# How to inspect an existing object using a radius gauge

### Step 1 – Select radius gauge set

Select a radius gauge set, either with single function blades or multi-function blades. Both gauges are capable of measuring concave and convex radii.

### Step 2 – Decide radius type

Decide whether you are measuring a concave or convex radius. For external measurements, a convex object requires a concave blade. Whereas a concave object requires a convex blade, (the reverse is true for internal radius measurements).

### Step 3 – Select blade

Separate a single blade and extend it from the case. Select a blade which has a curve close to the approximate size of the radius you wish to measure.

### Step 4 – Light object

Set up a bright light source behind the curved object being measured. This is so the clearance between the gauge and the surface being measured is clearly visible.

### Step 5 – Light object (contd)

Hold the object you wish to measure in between a source of light and your eye. This is an observational measurement because of the visual testing method.

Check to see if light is visible through between the object you are measuring and the gauge.
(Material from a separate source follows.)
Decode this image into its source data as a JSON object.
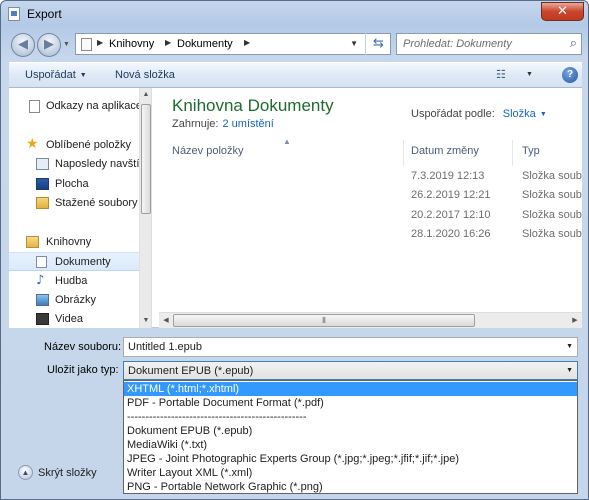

If there is any light leakage, then the object’s radius does not match the radius of the selected blade.

### Step 7 – Match blade to object surface
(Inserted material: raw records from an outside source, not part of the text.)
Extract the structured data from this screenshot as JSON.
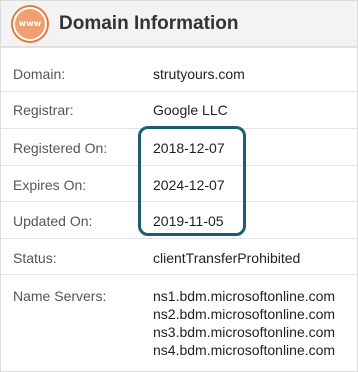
{
  "header": {
    "icon_text": "www",
    "title": "Domain Information"
  },
  "rows": [
    {
      "label": "Domain:",
      "value": "strutyours.com"
    },
    {
      "label": "Registrar:",
      "value": "Google LLC"
    },
    {
      "label": "Registered On:",
      "value": "2018-12-07"
    },
    {
      "label": "Expires On:",
      "value": "2024-12-07"
    },
    {
      "label": "Updated On:",
      "value": "2019-11-05"
    },
    {
      "label": "Status:",
      "value": "clientTransferProhibited"
    }
  ],
  "name_servers": {
    "label": "Name Servers:",
    "values": [
      "ns1.bdm.microsoftonline.com",
      "ns2.bdm.microsoftonline.com",
      "ns3.bdm.microsoftonline.com",
      "ns4.bdm.microsoftonline.com"
    ]
  },
  "colors": {
    "icon_fill": "#f0a070",
    "icon_ring": "#e07a3b",
    "highlight_border": "#1c5d6e"
  }
}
Try to match the blade of the radius gauge to the object’s surface using trial and error. Once the gauge fits against an object’s surface, then you know the radius of the object is the same as the selected blade.

### Step 8 – If necessary, adjust surface

An object’s surface may not be able to match any of the blades because of an irregular curvature. In this case, the object may require adjustment to the radius. This can be done by re-cutting, grinding, sanding or buffing the surface.

### Step 9 – Measure object radius

After adjustment again try to fit blades against the surface. When surfaces fit together with no gap then you can read off the inscribed measurement to identify the object’s radius.